By Darnell Smith –
Spousal support is money paid from one spouse to the other spouse after a relationship ends. Both married and common-law spouses have a right to spousal support.
The purpose of spousal support is to ease the financial effects of the relationship for the spouses getting support. The law does not assume spousal support is owed. Rather, the court looks at factors to decide if spousal support is payable. These factors include:
- The finances of both spouses;
- The length of the relationship;
- The spouse’s roles during their relationship;
- The need to care for the children, if any; and
- Any agreements or orders.
Spousal support is payable for one or more of the following basis:
- compensatory basis,
- non-compensatory basis, and
- contractual basis.
A contractual basis requires an agreement. Because of this, the court will try to enforce an agreement about spousal support. however, an agreement may not be enforceable if it is very unfair or big changes have occurred. The ability to enforce an agreement is a hard legal question that requires specific legal advice.
Compensatory support is available when one spouse makes sacrifices. This sacrifice can take many forms. In a traditional marriage (i.e. breadwinner and homemaker), the homemaker sacrifices their career to keep the house. This benefits the breadwinner and creates the need for compensatory support.
In Moge v. Moge, the Supreme Court of Canada says this about the compensatory basis for support:
The financial consequences of the end of a marriage extend beyond the simple loss of future earning power or losses directly related to the care of children.

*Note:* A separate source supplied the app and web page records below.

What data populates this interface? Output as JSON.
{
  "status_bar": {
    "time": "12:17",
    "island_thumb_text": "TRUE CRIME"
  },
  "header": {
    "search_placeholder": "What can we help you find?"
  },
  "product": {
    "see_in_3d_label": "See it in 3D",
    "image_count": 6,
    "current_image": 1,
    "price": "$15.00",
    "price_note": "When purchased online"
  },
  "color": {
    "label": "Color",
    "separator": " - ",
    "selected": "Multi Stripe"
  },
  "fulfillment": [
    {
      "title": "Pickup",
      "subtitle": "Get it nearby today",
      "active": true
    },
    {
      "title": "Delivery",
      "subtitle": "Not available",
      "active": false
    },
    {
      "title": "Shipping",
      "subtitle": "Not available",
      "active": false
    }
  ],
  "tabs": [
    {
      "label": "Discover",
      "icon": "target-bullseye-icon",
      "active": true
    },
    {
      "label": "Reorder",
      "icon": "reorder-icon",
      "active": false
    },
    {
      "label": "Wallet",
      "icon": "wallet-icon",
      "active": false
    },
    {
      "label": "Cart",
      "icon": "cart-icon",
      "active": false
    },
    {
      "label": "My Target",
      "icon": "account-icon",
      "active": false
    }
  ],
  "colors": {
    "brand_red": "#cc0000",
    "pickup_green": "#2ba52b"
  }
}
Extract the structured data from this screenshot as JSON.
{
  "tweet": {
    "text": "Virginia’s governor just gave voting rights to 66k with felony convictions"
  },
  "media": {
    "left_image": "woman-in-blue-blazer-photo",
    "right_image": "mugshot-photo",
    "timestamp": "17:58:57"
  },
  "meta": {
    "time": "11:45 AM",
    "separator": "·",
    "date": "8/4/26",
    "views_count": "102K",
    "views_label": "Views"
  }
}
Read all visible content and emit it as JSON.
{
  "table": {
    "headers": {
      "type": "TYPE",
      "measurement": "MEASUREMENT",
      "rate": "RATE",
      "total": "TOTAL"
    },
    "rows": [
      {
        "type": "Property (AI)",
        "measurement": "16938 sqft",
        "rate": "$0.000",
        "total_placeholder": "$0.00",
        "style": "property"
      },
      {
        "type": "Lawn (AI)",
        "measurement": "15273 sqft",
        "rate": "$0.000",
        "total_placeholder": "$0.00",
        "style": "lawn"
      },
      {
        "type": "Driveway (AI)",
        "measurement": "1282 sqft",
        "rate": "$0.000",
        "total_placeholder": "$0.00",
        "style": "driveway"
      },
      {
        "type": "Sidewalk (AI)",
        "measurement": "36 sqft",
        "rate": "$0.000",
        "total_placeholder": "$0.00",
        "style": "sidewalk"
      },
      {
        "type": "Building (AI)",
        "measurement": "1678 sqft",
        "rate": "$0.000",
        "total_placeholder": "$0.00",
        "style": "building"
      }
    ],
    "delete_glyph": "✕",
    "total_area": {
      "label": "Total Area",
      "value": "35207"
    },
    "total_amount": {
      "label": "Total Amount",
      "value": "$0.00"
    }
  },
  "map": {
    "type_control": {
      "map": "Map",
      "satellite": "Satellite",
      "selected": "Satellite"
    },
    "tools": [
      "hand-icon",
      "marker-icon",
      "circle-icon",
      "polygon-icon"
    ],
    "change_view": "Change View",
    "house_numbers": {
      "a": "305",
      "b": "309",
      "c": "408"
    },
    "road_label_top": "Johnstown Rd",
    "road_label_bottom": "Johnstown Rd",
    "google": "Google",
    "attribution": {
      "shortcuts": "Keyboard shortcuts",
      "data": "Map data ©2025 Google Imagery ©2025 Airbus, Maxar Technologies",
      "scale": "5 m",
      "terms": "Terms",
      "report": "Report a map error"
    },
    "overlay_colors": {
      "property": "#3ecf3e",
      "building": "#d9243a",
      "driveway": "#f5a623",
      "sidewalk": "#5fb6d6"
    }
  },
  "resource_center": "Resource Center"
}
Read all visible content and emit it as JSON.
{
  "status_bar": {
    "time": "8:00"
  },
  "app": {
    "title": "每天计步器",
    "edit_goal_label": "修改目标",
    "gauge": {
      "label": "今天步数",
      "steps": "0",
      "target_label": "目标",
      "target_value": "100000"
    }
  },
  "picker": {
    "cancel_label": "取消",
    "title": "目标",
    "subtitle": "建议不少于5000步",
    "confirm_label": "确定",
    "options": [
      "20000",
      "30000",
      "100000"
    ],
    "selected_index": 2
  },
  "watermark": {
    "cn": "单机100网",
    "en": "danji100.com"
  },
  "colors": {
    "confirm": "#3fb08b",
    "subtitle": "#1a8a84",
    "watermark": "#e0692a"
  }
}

They will often encompass loss of seniority, missed promotions and lack of access to fringe benefits such as pension plans, life, disability, dental and health insurance.
A non-compensatory basis is often thought of as a needs basis. If one person has greater needs than the other, spousal support may be payable. Therefore, if a spouse is unable to meet their basic needs (rent, groceries, other bills, etc.), then spousal support can satisfy this need. However, need is not equal to want and the need must be a real need.
The landmark decision on non-compensatory spousal support is in Bracklaw v. Bracklaw. In Bracklow, the Supreme Court of Canada says that needs alone may be a basis for spousal support.
Once a party proves spousal support is payable, then the court looks at the duration and amount to pay. The Spousal Support Advisory Guidelines (SSAG) play a big role in answering how much and how long.
A rule of thumb is that spousal support is payable for 0.5 – 1.0 times the length of the relationship. Other factors like age of the parties, extremely short or long relationships, and capacity all impact the rule of thumb.
Calculating the amount is a tricky process, but this process starts by looking at the line 150 income. This is the income a person reports on their tax returns. If the person is under reporting, under employed, or hiding income steps can be taken to impute a higher income. Then, the spousal support is calculated based on the higher imputed income.
Separation and divorce are emotionally draining and uncertain times. Spousal support is one of the many areas a family law lawyers can help. If found this article helpful, call Darnell Smith at:
604-496-5096 ext. 41